# WORK ORDER:
Reproduce every record below, character by character.
..............................
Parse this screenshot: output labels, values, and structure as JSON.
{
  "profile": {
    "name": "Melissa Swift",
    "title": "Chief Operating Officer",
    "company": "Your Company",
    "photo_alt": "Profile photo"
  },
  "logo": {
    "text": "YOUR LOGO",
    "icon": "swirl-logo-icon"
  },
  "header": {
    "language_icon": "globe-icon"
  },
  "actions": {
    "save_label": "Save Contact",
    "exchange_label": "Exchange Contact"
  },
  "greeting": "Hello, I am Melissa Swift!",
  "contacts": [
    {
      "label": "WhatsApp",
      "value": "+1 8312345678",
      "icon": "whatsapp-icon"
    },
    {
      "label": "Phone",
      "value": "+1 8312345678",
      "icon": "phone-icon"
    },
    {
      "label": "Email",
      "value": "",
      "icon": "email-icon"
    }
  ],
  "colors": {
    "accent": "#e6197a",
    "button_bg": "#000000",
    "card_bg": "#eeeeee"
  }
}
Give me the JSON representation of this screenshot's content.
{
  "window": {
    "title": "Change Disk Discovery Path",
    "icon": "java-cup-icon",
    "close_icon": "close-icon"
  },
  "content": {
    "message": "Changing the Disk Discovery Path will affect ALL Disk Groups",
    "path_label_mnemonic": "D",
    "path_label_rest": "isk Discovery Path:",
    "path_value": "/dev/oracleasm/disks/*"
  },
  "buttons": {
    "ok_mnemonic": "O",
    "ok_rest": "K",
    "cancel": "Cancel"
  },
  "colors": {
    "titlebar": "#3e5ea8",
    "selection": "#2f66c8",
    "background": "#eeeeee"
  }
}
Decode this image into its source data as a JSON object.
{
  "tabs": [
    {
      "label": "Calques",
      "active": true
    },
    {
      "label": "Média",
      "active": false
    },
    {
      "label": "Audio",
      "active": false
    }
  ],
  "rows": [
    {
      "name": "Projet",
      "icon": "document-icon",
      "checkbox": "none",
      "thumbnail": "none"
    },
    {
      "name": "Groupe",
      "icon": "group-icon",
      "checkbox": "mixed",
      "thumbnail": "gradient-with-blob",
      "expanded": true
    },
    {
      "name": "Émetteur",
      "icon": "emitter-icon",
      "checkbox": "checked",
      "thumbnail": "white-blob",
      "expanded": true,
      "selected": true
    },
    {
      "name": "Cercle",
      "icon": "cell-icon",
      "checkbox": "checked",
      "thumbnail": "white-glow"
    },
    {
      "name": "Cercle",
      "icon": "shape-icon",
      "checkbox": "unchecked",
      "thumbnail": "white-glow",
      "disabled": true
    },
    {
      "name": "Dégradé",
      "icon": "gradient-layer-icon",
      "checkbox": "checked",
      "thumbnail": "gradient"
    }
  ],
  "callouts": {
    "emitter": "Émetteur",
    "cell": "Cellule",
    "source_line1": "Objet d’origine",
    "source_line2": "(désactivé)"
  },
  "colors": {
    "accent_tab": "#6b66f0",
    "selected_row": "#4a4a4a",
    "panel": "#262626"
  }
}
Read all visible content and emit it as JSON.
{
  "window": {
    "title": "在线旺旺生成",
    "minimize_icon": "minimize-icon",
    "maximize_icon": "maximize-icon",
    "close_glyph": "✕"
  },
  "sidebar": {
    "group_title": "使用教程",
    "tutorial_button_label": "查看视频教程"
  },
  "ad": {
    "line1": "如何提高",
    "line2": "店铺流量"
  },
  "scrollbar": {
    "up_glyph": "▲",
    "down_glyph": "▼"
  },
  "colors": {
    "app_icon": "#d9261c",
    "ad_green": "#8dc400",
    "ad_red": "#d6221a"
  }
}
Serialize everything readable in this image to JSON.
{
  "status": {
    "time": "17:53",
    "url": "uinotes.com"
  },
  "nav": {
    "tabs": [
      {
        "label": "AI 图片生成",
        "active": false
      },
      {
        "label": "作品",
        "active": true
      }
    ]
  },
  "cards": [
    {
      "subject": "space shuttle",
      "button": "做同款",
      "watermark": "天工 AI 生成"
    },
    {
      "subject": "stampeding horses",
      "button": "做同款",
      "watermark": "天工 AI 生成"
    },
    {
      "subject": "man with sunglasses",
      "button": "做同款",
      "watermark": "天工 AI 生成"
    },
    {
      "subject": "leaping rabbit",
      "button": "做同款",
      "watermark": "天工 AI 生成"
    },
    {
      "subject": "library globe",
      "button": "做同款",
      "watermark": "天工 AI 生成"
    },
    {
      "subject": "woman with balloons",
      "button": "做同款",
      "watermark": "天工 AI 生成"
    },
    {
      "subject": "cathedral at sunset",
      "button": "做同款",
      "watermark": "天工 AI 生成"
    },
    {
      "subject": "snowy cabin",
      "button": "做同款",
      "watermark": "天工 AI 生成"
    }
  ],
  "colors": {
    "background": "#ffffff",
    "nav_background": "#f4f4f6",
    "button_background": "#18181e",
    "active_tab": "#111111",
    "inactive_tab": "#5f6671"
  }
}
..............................
# EXERCISE SOLUTION:
Parse this screenshot: output labels, values, and structure as JSON.
{
  "profile": {
    "name": "Melissa Swift",
    "title": "Chief Operating Officer",
    "company": "Your Company",
    "photo_alt": "Profile photo"
  },
  "logo": {
    "text": "YOUR LOGO",
    "icon": "swirl-logo-icon"
  },
  "header": {
    "language_icon": "globe-icon"
  },
  "actions": {
    "save_label": "Save Contact",
    "exchange_label": "Exchange Contact"
  },
  "greeting": "Hello, I am Melissa Swift!",
  "contacts": [
    {
      "label": "WhatsApp",
      "value": "+1 8312345678",
      "icon": "whatsapp-icon"
    },
    {
      "label": "Phone",
      "value": "+1 8312345678",
      "icon": "phone-icon"
    },
    {
      "label": "Email",
      "value": "",
      "icon": "email-icon"
    }
  ],
  "colors": {
    "accent": "#e6197a",
    "button_bg": "#000000",
    "card_bg": "#eeeeee"
  }
}
Give me the JSON representation of this screenshot's content.
{
  "window": {
    "title": "Change Disk Discovery Path",
    "icon": "java-cup-icon",
    "close_icon": "close-icon"
  },
  "content": {
    "message": "Changing the Disk Discovery Path will affect ALL Disk Groups",
    "path_label_mnemonic": "D",
    "path_label_rest": "isk Discovery Path:",
    "path_value": "/dev/oracleasm/disks/*"
  },
  "buttons": {
    "ok_mnemonic": "O",
    "ok_rest": "K",
    "cancel": "Cancel"
  },
  "colors": {
    "titlebar": "#3e5ea8",
    "selection": "#2f66c8",
    "background": "#eeeeee"
  }
}
Decode this image into its source data as a JSON object.
{
  "tabs": [
    {
      "label": "Calques",
      "active": true
    },
    {
      "label": "Média",
      "active": false
    },
    {
      "label": "Audio",
      "active": false
    }
  ],
  "rows": [
    {
      "name": "Projet",
      "icon": "document-icon",
      "checkbox": "none",
      "thumbnail": "none"
    },
    {
      "name": "Groupe",
      "icon": "group-icon",
      "checkbox": "mixed",
      "thumbnail": "gradient-with-blob",
      "expanded": true
    },
    {
      "name": "Émetteur",
      "icon": "emitter-icon",
      "checkbox": "checked",
      "thumbnail": "white-blob",
      "expanded": true,
      "selected": true
    },
    {
      "name": "Cercle",
      "icon": "cell-icon",
      "checkbox": "checked",
      "thumbnail": "white-glow"
    },
    {
      "name": "Cercle",
      "icon": "shape-icon",
      "checkbox": "unchecked",
      "thumbnail": "white-glow",
      "disabled": true
    },
    {
      "name": "Dégradé",
      "icon": "gradient-layer-icon",
      "checkbox": "checked",
      "thumbnail": "gradient"
    }
  ],
  "callouts": {
    "emitter": "Émetteur",
    "cell": "Cellule",
    "source_line1": "Objet d’origine",
    "source_line2": "(désactivé)"
  },
  "colors": {
    "accent_tab": "#6b66f0",
    "selected_row": "#4a4a4a",
    "panel": "#262626"
  }
}
Read all visible content and emit it as JSON.
{
  "window": {
    "title": "在线旺旺生成",
    "minimize_icon": "minimize-icon",
    "maximize_icon": "maximize-icon",
    "close_glyph": "✕"
  },
  "sidebar": {
    "group_title": "使用教程",
    "tutorial_button_label": "查看视频教程"
  },
  "ad": {
    "line1": "如何提高",
    "line2": "店铺流量"
  },
  "scrollbar": {
    "up_glyph": "▲",
    "down_glyph": "▼"
  },
  "colors": {
    "app_icon": "#d9261c",
    "ad_green": "#8dc400",
    "ad_red": "#d6221a"
  }
}
Serialize everything readable in this image to JSON.
{
  "status": {
    "time": "17:53",
    "url": "uinotes.com"
  },
  "nav": {
    "tabs": [
      {
        "label": "AI 图片生成",
        "active": false
      },
      {
        "label": "作品",
        "active": true
      }
    ]
  },
  "cards": [
    {
      "subject": "space shuttle",
      "button": "做同款",
      "watermark": "天工 AI 生成"
    },
    {
      "subject": "stampeding horses",
      "button": "做同款",
      "watermark": "天工 AI 生成"
    },
    {
      "subject": "man with sunglasses",
      "button": "做同款",
      "watermark": "天工 AI 生成"
    },
    {
      "subject": "leaping rabbit",
      "button": "做同款",
      "watermark": "天工 AI 生成"
    },
    {
      "subject": "library globe",
      "button": "做同款",
      "watermark": "天工 AI 生成"
    },
    {
      "subject": "woman with balloons",
      "button": "做同款",
      "watermark": "天工 AI 生成"
    },
    {
      "subject": "cathedral at sunset",
      "button": "做同款",
      "watermark": "天工 AI 生成"
    },
    {
      "subject": "snowy cabin",
      "button": "做同款",
      "watermark": "天工 AI 生成"
    }
  ],
  "colors": {
    "background": "#ffffff",
    "nav_background": "#f4f4f6",
    "button_background": "#18181e",
    "active_tab": "#111111",
    "inactive_tab": "#5f6671"
  }
}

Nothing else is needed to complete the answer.